** Exercise data follows **

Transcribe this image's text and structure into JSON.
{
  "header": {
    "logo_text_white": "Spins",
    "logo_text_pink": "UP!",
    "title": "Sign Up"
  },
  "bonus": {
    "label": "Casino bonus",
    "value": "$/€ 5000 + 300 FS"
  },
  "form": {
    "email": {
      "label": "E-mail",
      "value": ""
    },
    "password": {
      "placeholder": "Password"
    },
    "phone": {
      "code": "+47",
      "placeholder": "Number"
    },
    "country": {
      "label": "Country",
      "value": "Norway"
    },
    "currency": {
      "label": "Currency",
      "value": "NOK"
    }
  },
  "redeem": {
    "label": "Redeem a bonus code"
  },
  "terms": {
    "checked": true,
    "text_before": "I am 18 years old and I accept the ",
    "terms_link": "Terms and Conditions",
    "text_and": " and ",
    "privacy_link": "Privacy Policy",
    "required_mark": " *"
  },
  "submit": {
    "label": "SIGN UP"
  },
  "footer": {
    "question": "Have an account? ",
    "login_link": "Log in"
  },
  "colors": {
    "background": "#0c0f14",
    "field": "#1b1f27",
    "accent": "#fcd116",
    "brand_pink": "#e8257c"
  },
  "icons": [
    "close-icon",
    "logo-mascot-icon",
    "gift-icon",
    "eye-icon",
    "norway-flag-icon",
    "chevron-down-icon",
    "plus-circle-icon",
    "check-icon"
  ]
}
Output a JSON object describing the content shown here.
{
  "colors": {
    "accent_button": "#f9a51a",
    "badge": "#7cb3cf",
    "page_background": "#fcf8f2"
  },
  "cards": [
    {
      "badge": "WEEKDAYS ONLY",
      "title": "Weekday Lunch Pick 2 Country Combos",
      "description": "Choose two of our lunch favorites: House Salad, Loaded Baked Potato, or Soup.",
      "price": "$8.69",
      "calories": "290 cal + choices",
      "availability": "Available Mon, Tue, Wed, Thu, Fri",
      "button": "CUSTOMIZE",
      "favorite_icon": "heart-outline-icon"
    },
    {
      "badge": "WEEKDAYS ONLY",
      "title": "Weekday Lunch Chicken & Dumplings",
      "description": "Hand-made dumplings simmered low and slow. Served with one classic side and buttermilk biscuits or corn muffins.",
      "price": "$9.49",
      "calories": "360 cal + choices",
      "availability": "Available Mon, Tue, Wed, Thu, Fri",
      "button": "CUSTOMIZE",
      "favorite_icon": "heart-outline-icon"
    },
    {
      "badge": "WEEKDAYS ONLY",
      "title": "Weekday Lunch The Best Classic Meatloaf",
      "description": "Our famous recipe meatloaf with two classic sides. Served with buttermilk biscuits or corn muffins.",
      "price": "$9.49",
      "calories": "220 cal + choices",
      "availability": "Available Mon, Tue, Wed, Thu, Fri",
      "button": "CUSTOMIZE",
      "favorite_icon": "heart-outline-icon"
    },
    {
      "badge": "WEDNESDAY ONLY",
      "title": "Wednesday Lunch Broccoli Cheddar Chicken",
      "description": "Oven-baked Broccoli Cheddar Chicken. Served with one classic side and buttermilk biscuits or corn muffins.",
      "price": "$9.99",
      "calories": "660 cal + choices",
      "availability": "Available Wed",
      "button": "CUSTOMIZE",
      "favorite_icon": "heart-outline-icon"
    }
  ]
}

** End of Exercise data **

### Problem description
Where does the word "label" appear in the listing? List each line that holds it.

### Task solution
    "label": "Casino bonus",
      "label": "E-mail",
      "label": "Country",
      "label": "Currency",
    "label": "Redeem a bonus code"
    "label": "SIGN UP"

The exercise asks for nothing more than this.